:: WHAT IS BEING ASKED ::
Your copy of the data should match it exactly, except that the pictures are gone.

:: LISTED ENTRIES ::
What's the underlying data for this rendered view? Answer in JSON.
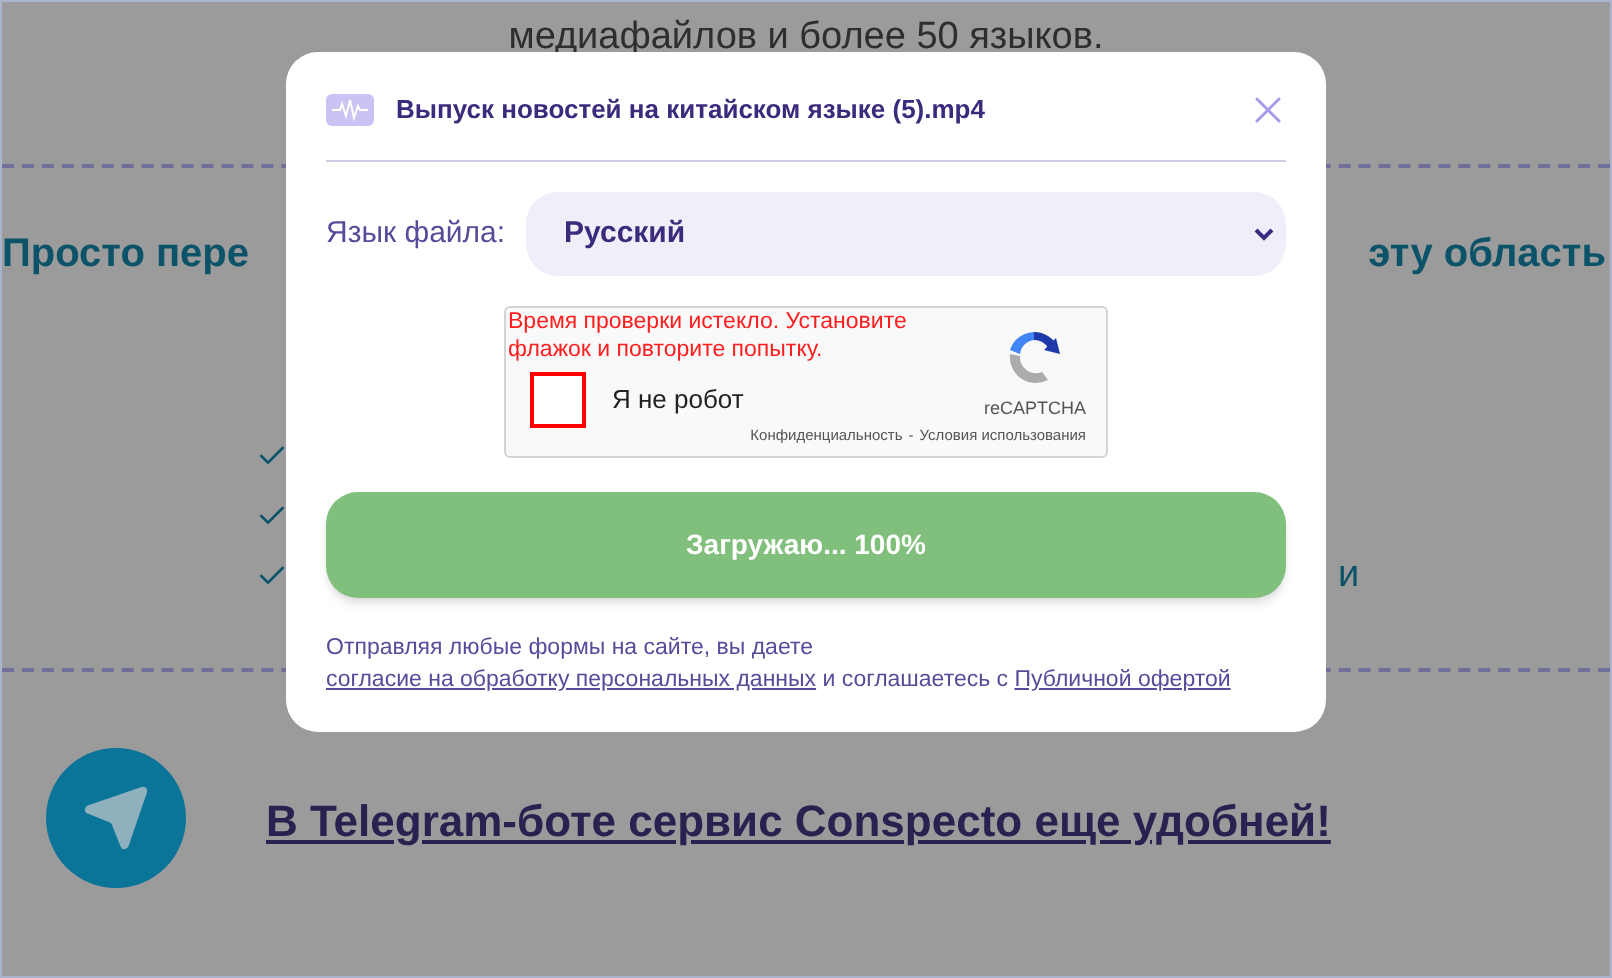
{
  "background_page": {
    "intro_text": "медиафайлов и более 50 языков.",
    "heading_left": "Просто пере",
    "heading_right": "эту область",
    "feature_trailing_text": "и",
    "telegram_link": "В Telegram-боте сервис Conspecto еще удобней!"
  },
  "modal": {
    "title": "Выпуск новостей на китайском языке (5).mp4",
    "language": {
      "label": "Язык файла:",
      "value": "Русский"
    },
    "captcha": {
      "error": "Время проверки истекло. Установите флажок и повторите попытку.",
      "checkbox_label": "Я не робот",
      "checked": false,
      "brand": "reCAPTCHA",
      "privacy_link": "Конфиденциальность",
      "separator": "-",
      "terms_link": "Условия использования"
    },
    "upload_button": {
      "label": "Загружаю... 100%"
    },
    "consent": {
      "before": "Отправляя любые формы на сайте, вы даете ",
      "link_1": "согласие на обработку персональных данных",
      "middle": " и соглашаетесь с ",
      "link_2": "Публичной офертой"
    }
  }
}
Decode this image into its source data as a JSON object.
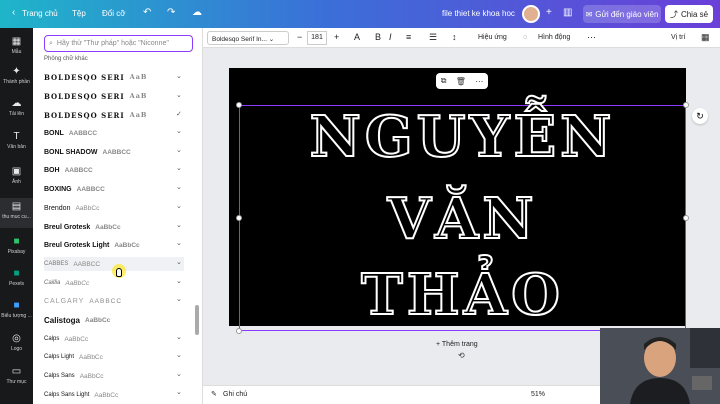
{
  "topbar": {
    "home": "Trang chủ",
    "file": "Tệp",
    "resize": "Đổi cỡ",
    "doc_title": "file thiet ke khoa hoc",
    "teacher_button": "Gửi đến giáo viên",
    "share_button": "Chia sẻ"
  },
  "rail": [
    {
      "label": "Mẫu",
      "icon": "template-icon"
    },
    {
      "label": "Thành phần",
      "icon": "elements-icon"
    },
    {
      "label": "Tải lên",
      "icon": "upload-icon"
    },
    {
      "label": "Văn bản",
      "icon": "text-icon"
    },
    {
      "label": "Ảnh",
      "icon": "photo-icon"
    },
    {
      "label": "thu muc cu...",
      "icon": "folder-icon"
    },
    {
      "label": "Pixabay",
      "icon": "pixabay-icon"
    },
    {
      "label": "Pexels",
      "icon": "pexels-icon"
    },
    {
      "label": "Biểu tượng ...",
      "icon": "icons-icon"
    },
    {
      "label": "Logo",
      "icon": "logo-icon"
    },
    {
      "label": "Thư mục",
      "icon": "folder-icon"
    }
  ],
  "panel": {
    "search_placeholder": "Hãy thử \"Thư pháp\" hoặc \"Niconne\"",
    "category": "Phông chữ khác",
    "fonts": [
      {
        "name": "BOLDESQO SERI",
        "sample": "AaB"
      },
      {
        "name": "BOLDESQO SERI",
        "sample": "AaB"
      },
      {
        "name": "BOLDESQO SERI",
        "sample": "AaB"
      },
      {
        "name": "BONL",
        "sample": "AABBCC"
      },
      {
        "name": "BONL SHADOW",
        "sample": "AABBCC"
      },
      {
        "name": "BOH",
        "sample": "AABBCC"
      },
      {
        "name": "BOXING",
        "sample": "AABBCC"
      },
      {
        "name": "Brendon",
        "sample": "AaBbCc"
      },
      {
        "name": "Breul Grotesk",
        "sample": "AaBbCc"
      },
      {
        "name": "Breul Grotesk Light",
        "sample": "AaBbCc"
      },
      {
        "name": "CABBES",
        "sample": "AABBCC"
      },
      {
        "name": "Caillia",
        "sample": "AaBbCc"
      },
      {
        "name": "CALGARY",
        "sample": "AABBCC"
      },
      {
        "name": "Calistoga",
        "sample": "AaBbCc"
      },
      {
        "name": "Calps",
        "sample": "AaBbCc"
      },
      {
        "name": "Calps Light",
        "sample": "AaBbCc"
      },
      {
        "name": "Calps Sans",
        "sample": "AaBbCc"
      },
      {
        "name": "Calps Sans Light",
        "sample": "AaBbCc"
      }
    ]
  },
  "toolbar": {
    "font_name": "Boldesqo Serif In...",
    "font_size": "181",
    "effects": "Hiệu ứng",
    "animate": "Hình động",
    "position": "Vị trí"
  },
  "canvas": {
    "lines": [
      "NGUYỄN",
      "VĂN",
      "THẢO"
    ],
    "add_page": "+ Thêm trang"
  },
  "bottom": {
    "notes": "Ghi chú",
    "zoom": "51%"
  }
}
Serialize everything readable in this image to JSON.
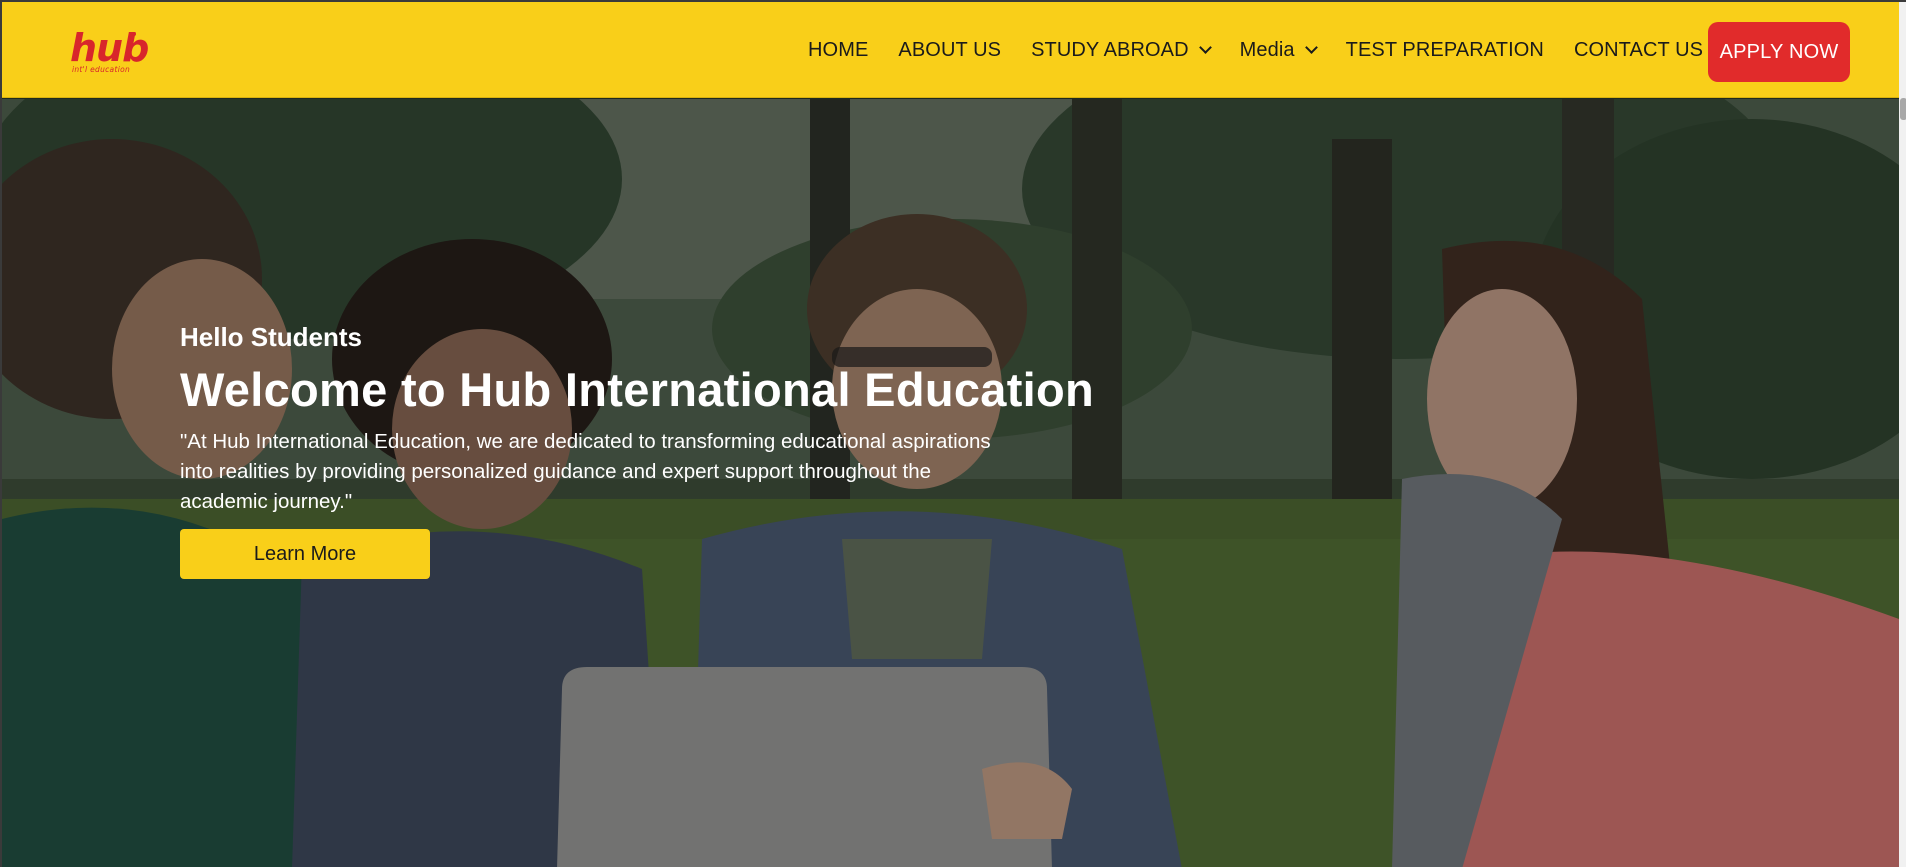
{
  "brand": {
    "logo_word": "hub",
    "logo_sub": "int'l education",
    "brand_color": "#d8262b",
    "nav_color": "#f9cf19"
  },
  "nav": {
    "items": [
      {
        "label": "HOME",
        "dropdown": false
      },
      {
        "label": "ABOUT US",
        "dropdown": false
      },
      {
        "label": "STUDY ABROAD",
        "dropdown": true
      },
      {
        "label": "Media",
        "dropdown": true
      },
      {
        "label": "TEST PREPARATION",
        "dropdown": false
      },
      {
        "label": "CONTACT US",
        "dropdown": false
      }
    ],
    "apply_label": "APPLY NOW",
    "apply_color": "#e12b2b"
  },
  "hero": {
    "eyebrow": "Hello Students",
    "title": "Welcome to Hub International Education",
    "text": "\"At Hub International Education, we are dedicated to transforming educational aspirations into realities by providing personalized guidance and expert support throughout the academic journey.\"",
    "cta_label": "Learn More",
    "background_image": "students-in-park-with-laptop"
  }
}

:: FINISHED EXERCISE ::
What's the underlying data for this rendered view? Answer in JSON.
{
  "background_page": {
    "intro_text": "медиафайлов и более 50 языков.",
    "heading_left": "Просто пере",
    "heading_right": "эту область",
    "feature_trailing_text": "и",
    "telegram_link": "В Telegram-боте сервис Conspecto еще удобней!"
  },
  "modal": {
    "title": "Выпуск новостей на китайском языке (5).mp4",
    "language": {
      "label": "Язык файла:",
      "value": "Русский"
    },
    "captcha": {
      "error": "Время проверки истекло. Установите флажок и повторите попытку.",
      "checkbox_label": "Я не робот",
      "checked": false,
      "brand": "reCAPTCHA",
      "privacy_link": "Конфиденциальность",
      "separator": "-",
      "terms_link": "Условия использования"
    },
    "upload_button": {
      "label": "Загружаю... 100%"
    },
    "consent": {
      "before": "Отправляя любые формы на сайте, вы даете ",
      "link_1": "согласие на обработку персональных данных",
      "middle": " и соглашаетесь с ",
      "link_2": "Публичной офертой"
    }
  }
}
Decode this image into its source data as a JSON object.
{
  "topbar": {
    "home": "Trang chủ",
    "file": "Tệp",
    "resize": "Đổi cỡ",
    "doc_title": "file thiet ke khoa hoc",
    "teacher_button": "Gửi đến giáo viên",
    "share_button": "Chia sẻ"
  },
  "rail": [
    {
      "label": "Mẫu",
      "icon": "template-icon"
    },
    {
      "label": "Thành phần",
      "icon": "elements-icon"
    },
    {
      "label": "Tải lên",
      "icon": "upload-icon"
    },
    {
      "label": "Văn bản",
      "icon": "text-icon"
    },
    {
      "label": "Ảnh",
      "icon": "photo-icon"
    },
    {
      "label": "thu muc cu...",
      "icon": "folder-icon"
    },
    {
      "label": "Pixabay",
      "icon": "pixabay-icon"
    },
    {
      "label": "Pexels",
      "icon": "pexels-icon"
    },
    {
      "label": "Biểu tượng ...",
      "icon": "icons-icon"
    },
    {
      "label": "Logo",
      "icon": "logo-icon"
    },
    {
      "label": "Thư mục",
      "icon": "folder-icon"
    }
  ],
  "panel": {
    "search_placeholder": "Hãy thử \"Thư pháp\" hoặc \"Niconne\"",
    "category": "Phông chữ khác",
    "fonts": [
      {
        "name": "BOLDESQO SERI",
        "sample": "AaB"
      },
      {
        "name": "BOLDESQO SERI",
        "sample": "AaB"
      },
      {
        "name": "BOLDESQO SERI",
        "sample": "AaB"
      },
      {
        "name": "BONL",
        "sample": "AABBCC"
      },
      {
        "name": "BONL SHADOW",
        "sample": "AABBCC"
      },
      {
        "name": "BOH",
        "sample": "AABBCC"
      },
      {
        "name": "BOXING",
        "sample": "AABBCC"
      },
      {
        "name": "Brendon",
        "sample": "AaBbCc"
      },
      {
        "name": "Breul Grotesk",
        "sample": "AaBbCc"
      },
      {
        "name": "Breul Grotesk Light",
        "sample": "AaBbCc"
      },
      {
        "name": "CABBES",
        "sample": "AABBCC"
      },
      {
        "name": "Caillia",
        "sample": "AaBbCc"
      },
      {
        "name": "CALGARY",
        "sample": "AABBCC"
      },
      {
        "name": "Calistoga",
        "sample": "AaBbCc"
      },
      {
        "name": "Calps",
        "sample": "AaBbCc"
      },
      {
        "name": "Calps Light",
        "sample": "AaBbCc"
      },
      {
        "name": "Calps Sans",
        "sample": "AaBbCc"
      },
      {
        "name": "Calps Sans Light",
        "sample": "AaBbCc"
      }
    ]
  },
  "toolbar": {
    "font_name": "Boldesqo Serif In...",
    "font_size": "181",
    "effects": "Hiệu ứng",
    "animate": "Hình động",
    "position": "Vị trí"
  },
  "canvas": {
    "lines": [
      "NGUYỄN",
      "VĂN",
      "THẢO"
    ],
    "add_page": "+ Thêm trang"
  },
  "bottom": {
    "notes": "Ghi chú",
    "zoom": "51%"
  }
}
Serialize everything readable in this image to JSON.
{
  "brand": {
    "logo_word": "hub",
    "logo_sub": "int'l education",
    "brand_color": "#d8262b",
    "nav_color": "#f9cf19"
  },
  "nav": {
    "items": [
      {
        "label": "HOME",
        "dropdown": false
      },
      {
        "label": "ABOUT US",
        "dropdown": false
      },
      {
        "label": "STUDY ABROAD",
        "dropdown": true
      },
      {
        "label": "Media",
        "dropdown": true
      },
      {
        "label": "TEST PREPARATION",
        "dropdown": false
      },
      {
        "label": "CONTACT US",
        "dropdown": false
      }
    ],
    "apply_label": "APPLY NOW",
    "apply_color": "#e12b2b"
  },
  "hero": {
    "eyebrow": "Hello Students",
    "title": "Welcome to Hub International Education",
    "text": "\"At Hub International Education, we are dedicated to transforming educational aspirations into realities by providing personalized guidance and expert support throughout the academic journey.\"",
    "cta_label": "Learn More",
    "background_image": "students-in-park-with-laptop"
  }
}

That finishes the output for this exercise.